Never, ever, EVER use a frosting recipe that says "5 minute" or "never fail" or calls for a ton and a half of powdered sugar. Unless this is your intent, you will end up with frosting that carves holes in your teeth with each bite. Any other flavor will be mercilessly beaten into obscurity. My four hour endeavor for delicate-and-delicious flavors was utterly trumped by the frosting's predominating flavor of SUGAR. Anything would have been better, but I was loving the walnut-apple-caramel idea without the energy to do it correctly.

So. Sorry guys, no recipe for you. I'm holding out until I can do it right, and not give you mediocre results. If you hate me now I'll understand, but remember that I linked the Baklava Cupcake recipe above and try to forgive me. In fact, you should take it upon yourself to make it just so you can flaunt in my face how good it is. I'll believe you. And I'll drool.

UPDATE: I've had a few requests since, so I'll relent and give you some of the recipe. The cupcake base is here, and I didn't change anything about it: just keep my notes from above in mind. The filling is a caramelized apple compote that is just oh-dear-god awesome -- recipe below. Now, regarding the frosting. Here is the recipe I actually used but as noted, I don't recommend it. This is more along the lines of what I intended: light, fluffy, mildly caramel.
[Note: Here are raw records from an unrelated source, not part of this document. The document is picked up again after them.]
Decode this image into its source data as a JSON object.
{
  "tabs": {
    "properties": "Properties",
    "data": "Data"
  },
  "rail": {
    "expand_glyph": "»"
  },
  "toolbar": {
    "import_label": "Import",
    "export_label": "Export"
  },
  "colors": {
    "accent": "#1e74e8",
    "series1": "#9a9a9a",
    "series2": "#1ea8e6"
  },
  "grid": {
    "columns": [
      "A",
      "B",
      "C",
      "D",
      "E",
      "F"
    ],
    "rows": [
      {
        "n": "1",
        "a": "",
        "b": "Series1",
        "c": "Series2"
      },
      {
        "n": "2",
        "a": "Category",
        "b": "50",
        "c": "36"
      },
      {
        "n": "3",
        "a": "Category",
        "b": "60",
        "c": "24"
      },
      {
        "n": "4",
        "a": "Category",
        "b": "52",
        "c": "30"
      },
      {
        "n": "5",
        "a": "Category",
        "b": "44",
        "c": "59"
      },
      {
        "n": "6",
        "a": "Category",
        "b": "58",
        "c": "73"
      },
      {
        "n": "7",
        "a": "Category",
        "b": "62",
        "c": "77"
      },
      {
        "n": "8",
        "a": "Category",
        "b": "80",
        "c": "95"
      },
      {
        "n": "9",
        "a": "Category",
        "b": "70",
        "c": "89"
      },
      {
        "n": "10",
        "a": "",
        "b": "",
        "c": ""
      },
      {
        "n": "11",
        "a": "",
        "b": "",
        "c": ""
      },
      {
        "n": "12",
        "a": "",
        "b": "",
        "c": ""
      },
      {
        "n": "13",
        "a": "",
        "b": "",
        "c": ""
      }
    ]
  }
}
Oh well, next time!

Apple Compote (from The Los Angeles Times):
* 6 tbsps butter, cut in 1-inch pieces
* 1/2 vanilla bean, cut lengthwise and scraped of seeds (I just used 1 tsp vanilla extract)
* 3 large or 4 medium Fuji apples, peeled, cored and cut into eighths
* 1/4 cup sugar
* 1/4 cup (light) brown sugar, packed
* 2 tbsps heavy cream
* 2 tbsps lemon juice

In a large skillet over a medium flame add the butter, vanilla bean and seeds, cook until the butter turns golden brown, about 6 minutes. Add the apples, letting them caramelize on one side, then turn, about 5 minutes total.

Sprinkle the sugar and brown sugar over the apples and cook, turning occasionally to caramelize and soften the fruit, about 10 minutes. Add the heavy cream and continue to cook for 1 minute. Remove from heat. Remove the vanilla bean and put the apple mixture in a food processor, add lemon juice and pulse until smooth. Cool over ice, 45 minutes to 1 hour. (This can be made and stored in an airtight container in the refrigerator for 1 week.)